In one of the night's many instrument changes, banjo player Country Winston brought out a lap steel guitar for the somber "Holland Road." The band switched things up again on "Lover Of The Light," which featured Ben Lovett, who's usually hunched over his bright-red keyboards, on grand piano and Mumford, who's usually placed front and center strapped with an acoustic guitar, on drums.
They moved away from production altogether for an unplugged version of "Timshel," for which the band made a deal with the crowd — they would perform without microphones if the crowd listened without their camera phones. And it worked. In fact, I don't think the audience brought out their phones again for almost the remainder of the evening. Standing just inches away from the crowd, the four-part harmonies solemnly echoed: "You are not alone in this/As brothers we will stand and we'll hold your hand."
As the evening drew to a close, Mumford's familiar finger-picking opening to the GRAMMY-nominated "The Cave" filled the venue and the happy ears in the audience. As they exited the stage they kept their eyes on the audience, as if attempting to take a mental snapshot of quite possibly the smallest crowd they will ever perform for again.
"I Will Wait"
"Roll Away Your Stone"
"For Those Below"
"Little Lion Man"
"Lover Of The Light"
"After The Storm"
"Awake My Soul"
"Ghosts That We Knew"
"Dance Dance Dance" (Neil Young cover)

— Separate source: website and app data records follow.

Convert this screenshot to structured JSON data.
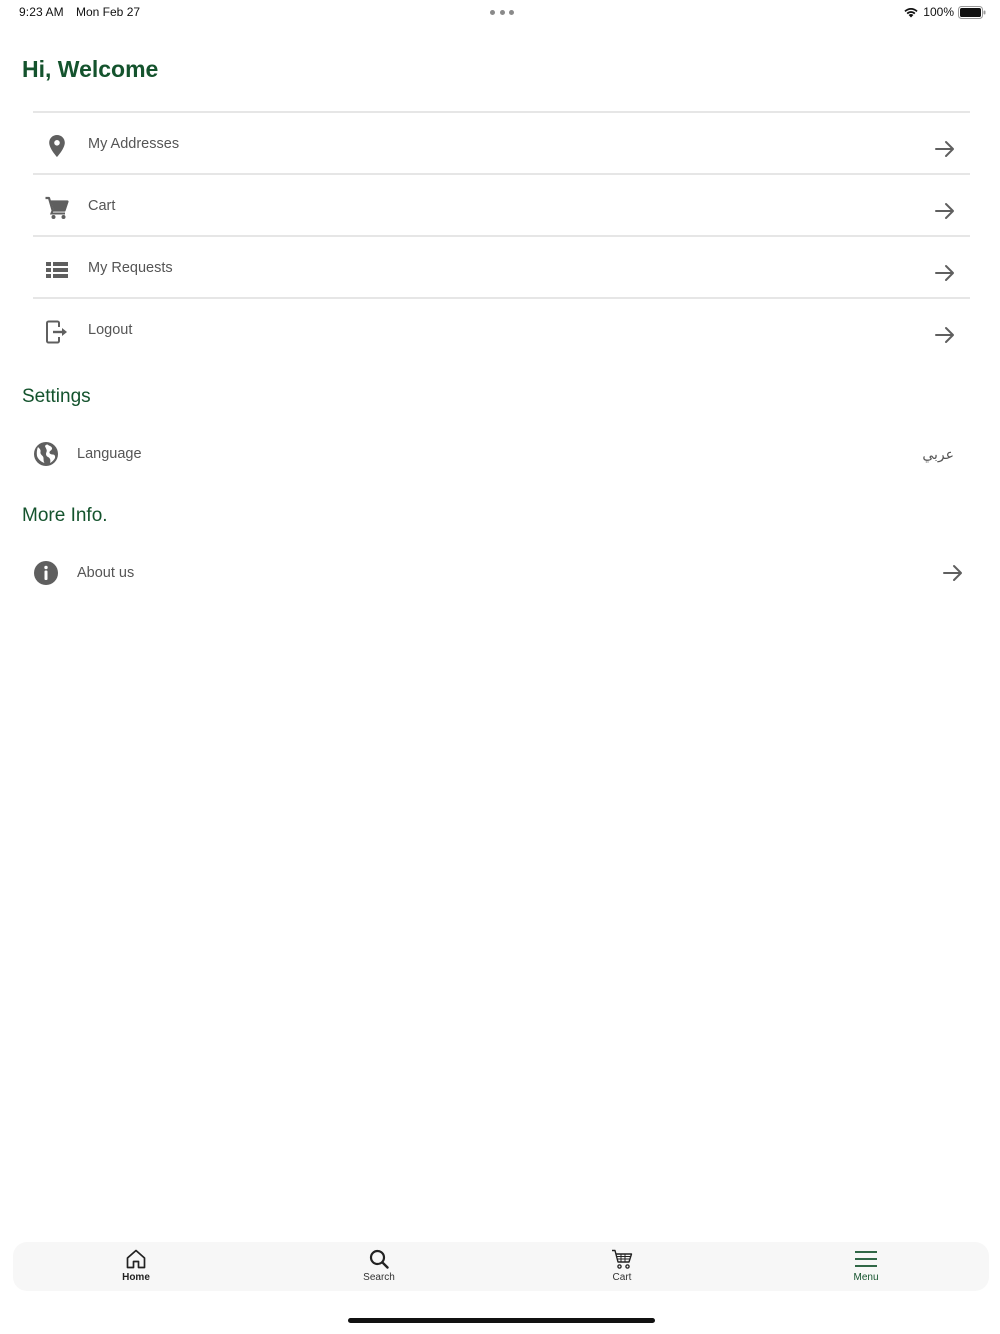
{
  "status_bar": {
    "time": "9:23 AM",
    "date": "Mon Feb 27",
    "battery": "100%"
  },
  "header": {
    "title": "Hi, Welcome"
  },
  "menu": {
    "items": [
      {
        "label": "My Addresses",
        "icon": "location-pin-icon"
      },
      {
        "label": "Cart",
        "icon": "cart-icon"
      },
      {
        "label": "My Requests",
        "icon": "list-icon"
      },
      {
        "label": "Logout",
        "icon": "logout-icon"
      }
    ]
  },
  "settings": {
    "title": "Settings",
    "language_label": "Language",
    "language_value": "عربي"
  },
  "more_info": {
    "title": "More Info.",
    "about_label": "About us"
  },
  "tab_bar": {
    "tabs": [
      {
        "label": "Home",
        "icon": "home-icon"
      },
      {
        "label": "Search",
        "icon": "search-icon"
      },
      {
        "label": "Cart",
        "icon": "cart-icon"
      },
      {
        "label": "Menu",
        "icon": "menu-icon",
        "active": true
      }
    ]
  },
  "colors": {
    "brand_green": "#14532d",
    "icon_gray": "#5f5f5f",
    "divider": "#e6e6e6"
  }
}
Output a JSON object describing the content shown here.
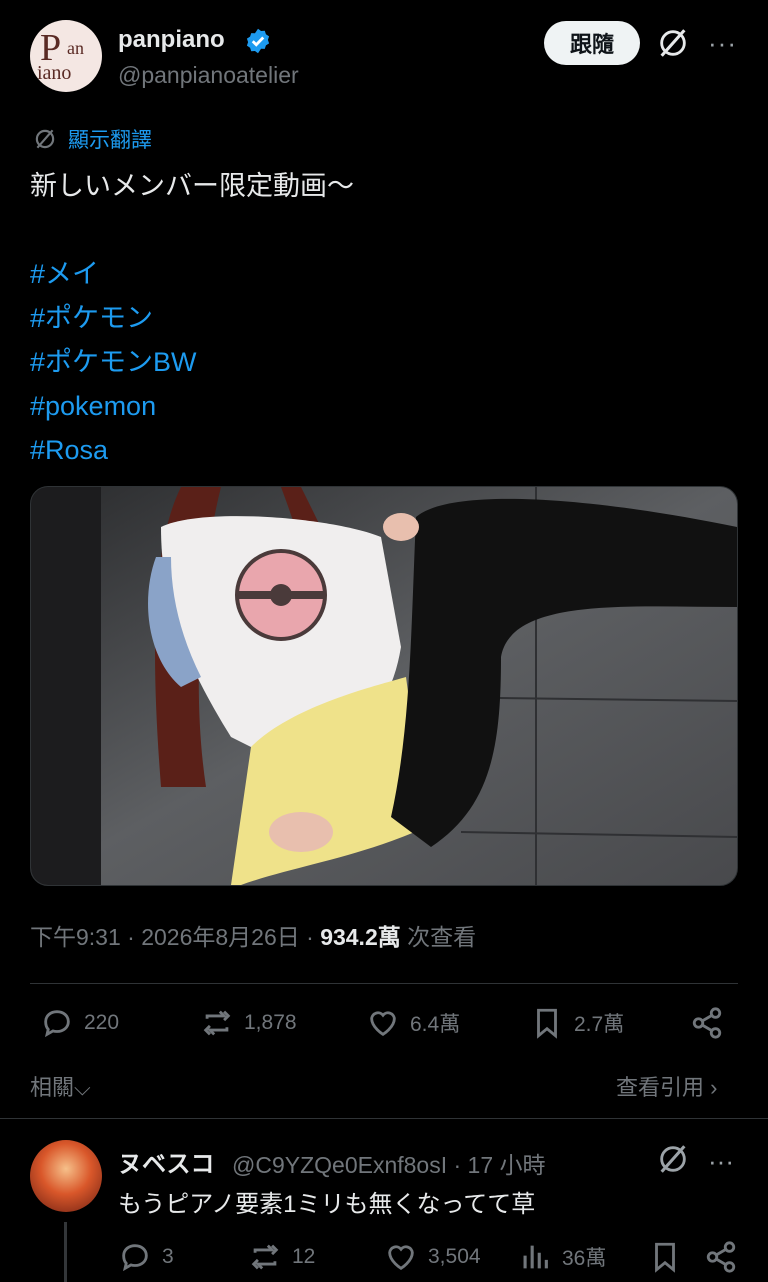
{
  "author": {
    "name": "panpiano",
    "handle": "@panpianoatelier",
    "avatar_text": [
      "P",
      "an",
      "iano"
    ]
  },
  "header": {
    "follow_label": "跟隨",
    "more_label": "···"
  },
  "translate_label": "顯示翻譯",
  "tweet": {
    "text": "新しいメンバー限定動画〜",
    "hashtags": [
      "#メイ",
      "#ポケモン",
      "#ポケモンBW",
      "#pokemon",
      "#Rosa"
    ]
  },
  "meta": {
    "time_date": "下午9:31 · 2026年8月26日 · ",
    "views": "934.2萬",
    "views_label": " 次查看"
  },
  "actions": {
    "replies": "220",
    "reposts": "1,878",
    "likes": "6.4萬",
    "bookmarks": "2.7萬"
  },
  "related_label": "相關⌵",
  "quotes_label": "查看引用 ›",
  "reply": {
    "name": "ヌベスコ",
    "handle_time": "@C9YZQe0Exnf8osI · 17 小時",
    "text": "もうピアノ要素1ミリも無くなってて草",
    "replies": "3",
    "reposts": "12",
    "likes": "3,504",
    "views": "36萬"
  },
  "colors": {
    "accent": "#1d9bf0",
    "muted": "#71767b",
    "text": "#e7e9ea"
  }
}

"Below My Feet"
"Where Are You Now?"
To catch Mumford & Sons in a city near you, click here for tour dates.